Return a copy of each line in the listing that includes the word "icon".

• **RECORDS SUPPLIED**

----------

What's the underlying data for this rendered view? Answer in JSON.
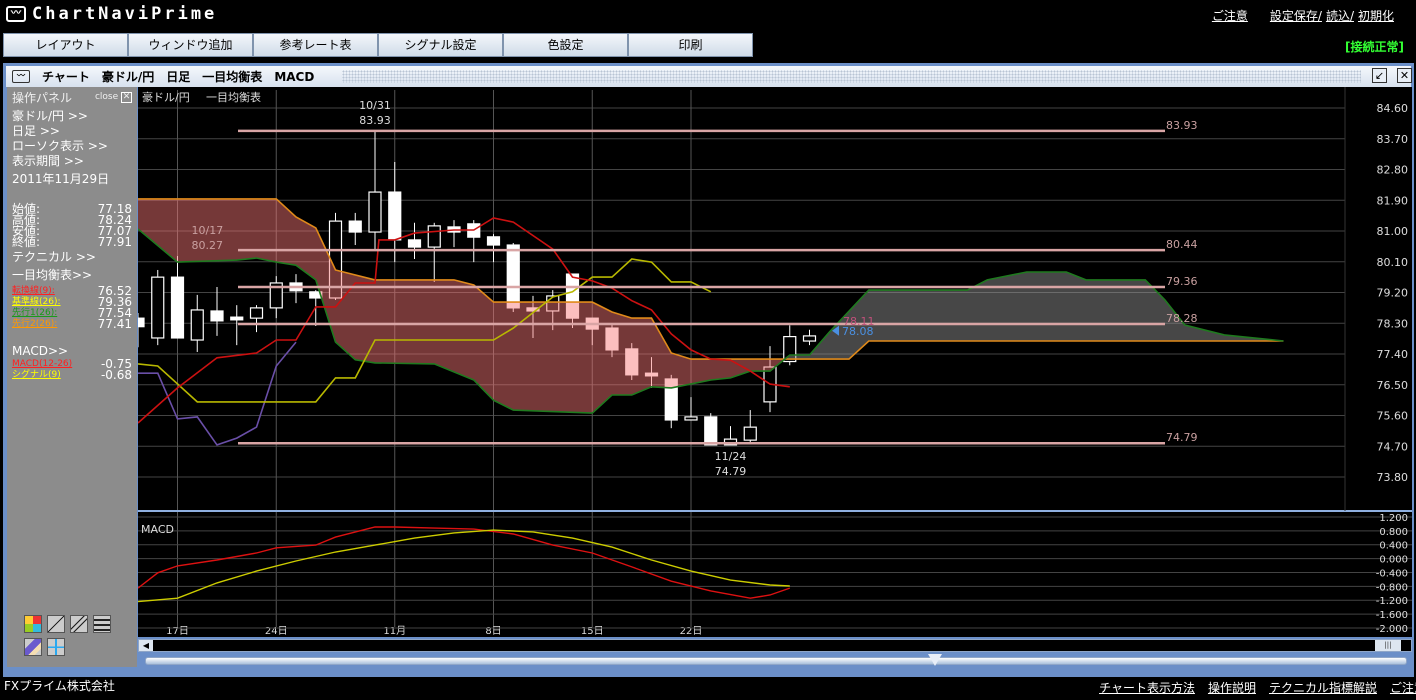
{
  "app": {
    "logo_text": "ChartNaviPrime",
    "status": "[接続正常]"
  },
  "top_links": [
    "ご注意",
    "設定保存/",
    "読込/",
    "初期化"
  ],
  "menu": [
    "レイアウト",
    "ウィンドウ追加",
    "参考レート表",
    "シグナル設定",
    "色設定",
    "印刷"
  ],
  "window": {
    "title_parts": [
      "チャート",
      "豪ドル/円",
      "日足",
      "一目均衡表",
      "MACD"
    ],
    "restore_icon": "restore-icon",
    "close_icon": "close-icon"
  },
  "panel": {
    "title": "操作パネル",
    "close": "close",
    "links": [
      "豪ドル/円 >>",
      "日足 >>",
      "ローソク表示 >>",
      "表示期間 >>"
    ],
    "date": "2011年11月29日",
    "ohlc": [
      {
        "k": "始値:",
        "v": "77.18"
      },
      {
        "k": "高値:",
        "v": "78.24"
      },
      {
        "k": "安値:",
        "v": "77.07"
      },
      {
        "k": "終値:",
        "v": "77.91"
      }
    ],
    "technical": "テクニカル >>",
    "ichimoku_title": "一目均衡表>>",
    "ichimoku": [
      {
        "k": "転換線(9):",
        "v": "76.52",
        "color": "#ff2020"
      },
      {
        "k": "基準線(26):",
        "v": "79.36",
        "color": "#ffff00"
      },
      {
        "k": "先行1(26):",
        "v": "77.54",
        "color": "#1a9a1a"
      },
      {
        "k": "先行2(26):",
        "v": "77.41",
        "color": "#ff9900"
      }
    ],
    "macd_title": "MACD>>",
    "macd": [
      {
        "k": "MACD(12-26)",
        "v": "-0.75",
        "color": "#ff2020"
      },
      {
        "k": "シグナル(9)",
        "v": "-0.68",
        "color": "#ffff00"
      }
    ]
  },
  "footer": {
    "company": "FXプライム株式会社",
    "links": [
      "チャート表示方法",
      "操作説明",
      "テクニカル指標解説",
      "ご注意"
    ]
  },
  "chart_data": {
    "type": "candlestick",
    "main_label": [
      "豪ドル/円",
      "一目均衡表"
    ],
    "y_ticks": [
      "84.60",
      "83.70",
      "82.80",
      "81.90",
      "81.00",
      "80.10",
      "79.20",
      "78.30",
      "77.40",
      "76.50",
      "75.60",
      "74.70",
      "73.80"
    ],
    "x_ticks": [
      {
        "i": 2,
        "label": "17日"
      },
      {
        "i": 7,
        "label": "24日"
      },
      {
        "i": 13,
        "label": "11月"
      },
      {
        "i": 18,
        "label": "8日"
      },
      {
        "i": 23,
        "label": "15日"
      },
      {
        "i": 28,
        "label": "22日"
      }
    ],
    "candles": [
      [
        78.45,
        78.6,
        77.6,
        78.2
      ],
      [
        77.87,
        79.86,
        77.66,
        79.65
      ],
      [
        79.65,
        80.27,
        77.87,
        77.87
      ],
      [
        77.81,
        79.13,
        77.46,
        78.69
      ],
      [
        78.66,
        79.36,
        77.93,
        78.37
      ],
      [
        78.48,
        78.83,
        77.66,
        78.4
      ],
      [
        78.45,
        78.83,
        78.04,
        78.75
      ],
      [
        78.75,
        79.68,
        78.45,
        79.48
      ],
      [
        79.48,
        79.74,
        78.89,
        79.25
      ],
      [
        79.22,
        79.27,
        78.22,
        79.04
      ],
      [
        79.04,
        81.53,
        78.98,
        81.29
      ],
      [
        81.29,
        81.53,
        80.59,
        80.97
      ],
      [
        80.97,
        83.93,
        80.44,
        82.14
      ],
      [
        82.14,
        83.02,
        80.09,
        80.74
      ],
      [
        80.74,
        81.24,
        80.18,
        80.53
      ],
      [
        80.53,
        81.24,
        79.51,
        81.15
      ],
      [
        81.12,
        81.32,
        80.53,
        80.97
      ],
      [
        81.21,
        81.32,
        80.09,
        80.82
      ],
      [
        80.83,
        80.91,
        80.09,
        80.59
      ],
      [
        80.59,
        80.65,
        78.63,
        78.75
      ],
      [
        78.75,
        79.1,
        77.87,
        78.66
      ],
      [
        78.66,
        79.27,
        78.1,
        79.1
      ],
      [
        79.74,
        79.74,
        78.16,
        78.45
      ],
      [
        78.45,
        78.45,
        77.66,
        78.13
      ],
      [
        78.16,
        78.28,
        77.31,
        77.52
      ],
      [
        77.55,
        77.72,
        76.64,
        76.79
      ],
      [
        76.84,
        77.31,
        76.41,
        76.76
      ],
      [
        76.67,
        76.79,
        75.23,
        75.47
      ],
      [
        75.47,
        76.14,
        75.47,
        75.56
      ],
      [
        75.56,
        75.67,
        74.8,
        74.74
      ],
      [
        74.74,
        75.29,
        74.79,
        74.91
      ],
      [
        74.88,
        75.76,
        74.8,
        75.26
      ],
      [
        76.0,
        77.63,
        75.7,
        77.02
      ],
      [
        77.18,
        78.24,
        77.07,
        77.91
      ],
      [
        77.78,
        78.11,
        77.66,
        77.93
      ]
    ],
    "tenkan": [
      [
        0,
        75.38
      ],
      [
        2,
        76.41
      ],
      [
        4,
        77.29
      ],
      [
        6,
        77.43
      ],
      [
        7,
        77.81
      ],
      [
        8,
        77.81
      ],
      [
        9,
        78.78
      ],
      [
        10,
        78.78
      ],
      [
        11,
        79.48
      ],
      [
        12,
        79.48
      ],
      [
        12.2,
        80.74
      ],
      [
        13,
        80.74
      ],
      [
        14,
        80.94
      ],
      [
        16,
        81.03
      ],
      [
        17,
        81.03
      ],
      [
        18,
        81.38
      ],
      [
        19,
        81.26
      ],
      [
        21,
        80.47
      ],
      [
        22,
        79.65
      ],
      [
        23,
        79.54
      ],
      [
        24,
        79.33
      ],
      [
        25,
        78.96
      ],
      [
        26,
        78.69
      ],
      [
        27,
        77.99
      ],
      [
        28,
        77.52
      ],
      [
        29,
        77.25
      ],
      [
        30,
        77.22
      ],
      [
        31,
        76.9
      ],
      [
        32,
        76.52
      ],
      [
        33,
        76.44
      ]
    ],
    "kijun": [
      [
        0,
        77.11
      ],
      [
        1,
        77.05
      ],
      [
        3,
        76.0
      ],
      [
        9,
        76.0
      ],
      [
        10,
        76.7
      ],
      [
        11,
        76.7
      ],
      [
        12,
        77.81
      ],
      [
        18,
        77.81
      ],
      [
        19,
        78.16
      ],
      [
        21,
        79.07
      ],
      [
        22,
        79.22
      ],
      [
        23,
        79.65
      ],
      [
        24,
        79.65
      ],
      [
        25,
        80.18
      ],
      [
        26,
        80.09
      ],
      [
        27,
        79.51
      ],
      [
        28,
        79.51
      ],
      [
        29,
        79.22
      ]
    ],
    "chikou": [
      [
        0,
        76.84
      ],
      [
        1,
        76.84
      ],
      [
        2,
        75.5
      ],
      [
        3,
        75.56
      ],
      [
        4,
        74.74
      ],
      [
        5,
        74.94
      ],
      [
        6,
        75.26
      ],
      [
        7,
        77.05
      ],
      [
        8,
        77.75
      ]
    ],
    "senkou1": [
      [
        0,
        81.06
      ],
      [
        2,
        80.09
      ],
      [
        5,
        80.15
      ],
      [
        6,
        80.21
      ],
      [
        7,
        80.09
      ],
      [
        8,
        80.0
      ],
      [
        9,
        79.57
      ],
      [
        10,
        77.75
      ],
      [
        11,
        77.23
      ],
      [
        12,
        77.14
      ],
      [
        15,
        77.11
      ],
      [
        17,
        76.64
      ],
      [
        18,
        76.05
      ],
      [
        19,
        75.76
      ],
      [
        23,
        75.67
      ],
      [
        24,
        76.2
      ],
      [
        25,
        76.2
      ],
      [
        26,
        76.44
      ],
      [
        27,
        76.41
      ],
      [
        29,
        76.64
      ],
      [
        30,
        76.7
      ],
      [
        31,
        76.9
      ],
      [
        32,
        76.9
      ],
      [
        33,
        77.37
      ],
      [
        34,
        77.37
      ],
      [
        35,
        78.04
      ],
      [
        37,
        79.27
      ],
      [
        42,
        79.27
      ],
      [
        43,
        79.57
      ],
      [
        45,
        79.8
      ],
      [
        47,
        79.8
      ],
      [
        48,
        79.57
      ],
      [
        51,
        79.57
      ],
      [
        52,
        78.98
      ],
      [
        53,
        78.25
      ],
      [
        55,
        77.96
      ],
      [
        58,
        77.78
      ]
    ],
    "senkou2": [
      [
        0,
        81.94
      ],
      [
        7,
        81.94
      ],
      [
        8,
        81.41
      ],
      [
        9,
        81.09
      ],
      [
        10,
        79.86
      ],
      [
        12,
        79.57
      ],
      [
        16,
        79.57
      ],
      [
        17,
        79.42
      ],
      [
        18,
        78.92
      ],
      [
        23,
        78.92
      ],
      [
        24,
        78.63
      ],
      [
        25,
        78.45
      ],
      [
        26,
        78.45
      ],
      [
        27,
        77.43
      ],
      [
        28,
        77.25
      ],
      [
        36,
        77.25
      ],
      [
        37,
        77.78
      ],
      [
        58,
        77.78
      ]
    ],
    "hlines": [
      {
        "v": 83.93,
        "label": "83.93"
      },
      {
        "v": 80.44,
        "label": "80.44"
      },
      {
        "v": 79.36,
        "label": "79.36"
      },
      {
        "v": 78.28,
        "label": "78.28"
      },
      {
        "v": 74.79,
        "label": "74.79"
      }
    ],
    "annotations": [
      {
        "i": 12,
        "date": "10/31",
        "value": "83.93",
        "pos": "above"
      },
      {
        "i": 2,
        "date": "10/17",
        "value": "80.27",
        "pos": "above"
      },
      {
        "i": 30,
        "date": "11/24",
        "value": "74.79",
        "pos": "below"
      }
    ],
    "marker_high": {
      "v": 78.11,
      "label": "78.11"
    },
    "current_price": {
      "v": 78.08,
      "label": "78.08"
    },
    "macd_panel": {
      "label": "MACD",
      "y_ticks": [
        "1.200",
        "0.800",
        "0.400",
        "0.000",
        "-0.400",
        "-0.800",
        "-1.200",
        "-1.600",
        "-2.000"
      ],
      "macd": [
        [
          0,
          -0.85
        ],
        [
          1,
          -0.41
        ],
        [
          2,
          -0.21
        ],
        [
          4,
          -0.04
        ],
        [
          6,
          0.16
        ],
        [
          7,
          0.31
        ],
        [
          9,
          0.39
        ],
        [
          10,
          0.62
        ],
        [
          12,
          0.91
        ],
        [
          13,
          0.91
        ],
        [
          15,
          0.88
        ],
        [
          17,
          0.85
        ],
        [
          19,
          0.71
        ],
        [
          21,
          0.39
        ],
        [
          23,
          0.16
        ],
        [
          25,
          -0.24
        ],
        [
          27,
          -0.65
        ],
        [
          29,
          -0.93
        ],
        [
          31,
          -1.14
        ],
        [
          32,
          -1.05
        ],
        [
          33,
          -0.85
        ]
      ],
      "signal": [
        [
          0,
          -1.24
        ],
        [
          2,
          -1.14
        ],
        [
          4,
          -0.7
        ],
        [
          6,
          -0.36
        ],
        [
          8,
          -0.07
        ],
        [
          10,
          0.19
        ],
        [
          12,
          0.39
        ],
        [
          14,
          0.59
        ],
        [
          16,
          0.74
        ],
        [
          18,
          0.82
        ],
        [
          20,
          0.77
        ],
        [
          22,
          0.59
        ],
        [
          24,
          0.33
        ],
        [
          26,
          -0.04
        ],
        [
          28,
          -0.36
        ],
        [
          30,
          -0.62
        ],
        [
          32,
          -0.76
        ],
        [
          33,
          -0.79
        ]
      ]
    },
    "colors": {
      "tenkan": "#cc1111",
      "kijun": "#b8b800",
      "chikou": "#6a4fa8",
      "senkou1": "#1f7a1f",
      "senkou2": "#e08a1a",
      "cloud_bear": "#f87878",
      "cloud_bull": "#969696",
      "hline": "#d9a5a5",
      "macd": "#dd1111",
      "signal": "#cccc00"
    }
  }
}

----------

• **ANSWER SECTION**
    "restore_icon": "restore-icon",
    "close_icon": "close-icon"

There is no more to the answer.